From the first line to the last, give the records again exactly.

··· DATA FOR REVIEW

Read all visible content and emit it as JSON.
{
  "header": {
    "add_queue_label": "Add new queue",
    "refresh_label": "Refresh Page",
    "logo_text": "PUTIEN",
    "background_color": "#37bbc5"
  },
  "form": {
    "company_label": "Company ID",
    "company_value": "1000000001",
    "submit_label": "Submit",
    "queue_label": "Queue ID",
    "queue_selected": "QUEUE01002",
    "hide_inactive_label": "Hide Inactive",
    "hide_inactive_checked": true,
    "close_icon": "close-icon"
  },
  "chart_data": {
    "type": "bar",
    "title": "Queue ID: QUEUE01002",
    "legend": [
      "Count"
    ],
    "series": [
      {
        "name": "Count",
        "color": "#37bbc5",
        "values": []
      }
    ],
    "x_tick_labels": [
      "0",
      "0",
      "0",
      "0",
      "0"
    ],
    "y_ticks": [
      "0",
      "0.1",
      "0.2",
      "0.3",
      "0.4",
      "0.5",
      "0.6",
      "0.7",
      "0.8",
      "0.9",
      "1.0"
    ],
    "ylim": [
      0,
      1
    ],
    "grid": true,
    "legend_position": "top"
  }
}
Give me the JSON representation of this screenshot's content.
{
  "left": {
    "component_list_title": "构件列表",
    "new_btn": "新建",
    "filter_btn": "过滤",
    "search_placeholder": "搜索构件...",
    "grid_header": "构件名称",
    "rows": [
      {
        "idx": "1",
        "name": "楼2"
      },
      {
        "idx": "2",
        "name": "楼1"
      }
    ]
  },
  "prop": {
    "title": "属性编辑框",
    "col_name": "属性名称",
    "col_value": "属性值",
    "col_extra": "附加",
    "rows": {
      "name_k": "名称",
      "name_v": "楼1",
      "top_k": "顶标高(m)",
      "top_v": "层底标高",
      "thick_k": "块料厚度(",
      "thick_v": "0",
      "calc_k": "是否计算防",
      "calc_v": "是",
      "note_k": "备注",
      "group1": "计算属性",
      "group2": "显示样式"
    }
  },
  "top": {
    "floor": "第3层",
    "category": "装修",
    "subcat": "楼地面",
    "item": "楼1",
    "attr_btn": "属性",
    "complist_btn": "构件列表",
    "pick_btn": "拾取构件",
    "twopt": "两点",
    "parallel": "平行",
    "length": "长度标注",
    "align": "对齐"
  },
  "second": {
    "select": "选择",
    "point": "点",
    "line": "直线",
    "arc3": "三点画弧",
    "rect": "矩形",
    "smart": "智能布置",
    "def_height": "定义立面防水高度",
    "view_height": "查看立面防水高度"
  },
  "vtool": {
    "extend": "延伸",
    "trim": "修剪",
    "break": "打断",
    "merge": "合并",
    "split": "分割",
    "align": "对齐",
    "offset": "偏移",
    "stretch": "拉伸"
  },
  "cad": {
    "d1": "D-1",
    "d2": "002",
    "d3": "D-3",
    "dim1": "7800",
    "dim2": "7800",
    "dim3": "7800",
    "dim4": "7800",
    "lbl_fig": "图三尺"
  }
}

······

→ ANSWER BOX
Read all visible content and emit it as JSON.
{
  "header": {
    "add_queue_label": "Add new queue",
    "refresh_label": "Refresh Page",
    "logo_text": "PUTIEN",
    "background_color": "#37bbc5"
  },
  "form": {
    "company_label": "Company ID",
    "company_value": "1000000001",
    "submit_label": "Submit",
    "queue_label": "Queue ID",
    "queue_selected": "QUEUE01002",
    "hide_inactive_label": "Hide Inactive",
    "hide_inactive_checked": true,
    "close_icon": "close-icon"
  },
  "chart_data": {
    "type": "bar",
    "title": "Queue ID: QUEUE01002",
    "legend": [
      "Count"
    ],
    "series": [
      {
        "name": "Count",
        "color": "#37bbc5",
        "values": []
      }
    ],
    "x_tick_labels": [
      "0",
      "0",
      "0",
      "0",
      "0"
    ],
    "y_ticks": [
      "0",
      "0.1",
      "0.2",
      "0.3",
      "0.4",
      "0.5",
      "0.6",
      "0.7",
      "0.8",
      "0.9",
      "1.0"
    ],
    "ylim": [
      0,
      1
    ],
    "grid": true,
    "legend_position": "top"
  }
}
Give me the JSON representation of this screenshot's content.
{
  "left": {
    "component_list_title": "构件列表",
    "new_btn": "新建",
    "filter_btn": "过滤",
    "search_placeholder": "搜索构件...",
    "grid_header": "构件名称",
    "rows": [
      {
        "idx": "1",
        "name": "楼2"
      },
      {
        "idx": "2",
        "name": "楼1"
      }
    ]
  },
  "prop": {
    "title": "属性编辑框",
    "col_name": "属性名称",
    "col_value": "属性值",
    "col_extra": "附加",
    "rows": {
      "name_k": "名称",
      "name_v": "楼1",
      "top_k": "顶标高(m)",
      "top_v": "层底标高",
      "thick_k": "块料厚度(",
      "thick_v": "0",
      "calc_k": "是否计算防",
      "calc_v": "是",
      "note_k": "备注",
      "group1": "计算属性",
      "group2": "显示样式"
    }
  },
  "top": {
    "floor": "第3层",
    "category": "装修",
    "subcat": "楼地面",
    "item": "楼1",
    "attr_btn": "属性",
    "complist_btn": "构件列表",
    "pick_btn": "拾取构件",
    "twopt": "两点",
    "parallel": "平行",
    "length": "长度标注",
    "align": "对齐"
  },
  "second": {
    "select": "选择",
    "point": "点",
    "line": "直线",
    "arc3": "三点画弧",
    "rect": "矩形",
    "smart": "智能布置",
    "def_height": "定义立面防水高度",
    "view_height": "查看立面防水高度"
  },
  "vtool": {
    "extend": "延伸",
    "trim": "修剪",
    "break": "打断",
    "merge": "合并",
    "split": "分割",
    "align": "对齐",
    "offset": "偏移",
    "stretch": "拉伸"
  },
  "cad": {
    "d1": "D-1",
    "d2": "002",
    "d3": "D-3",
    "dim1": "7800",
    "dim2": "7800",
    "dim3": "7800",
    "dim4": "7800",
    "lbl_fig": "图三尺"
  }
}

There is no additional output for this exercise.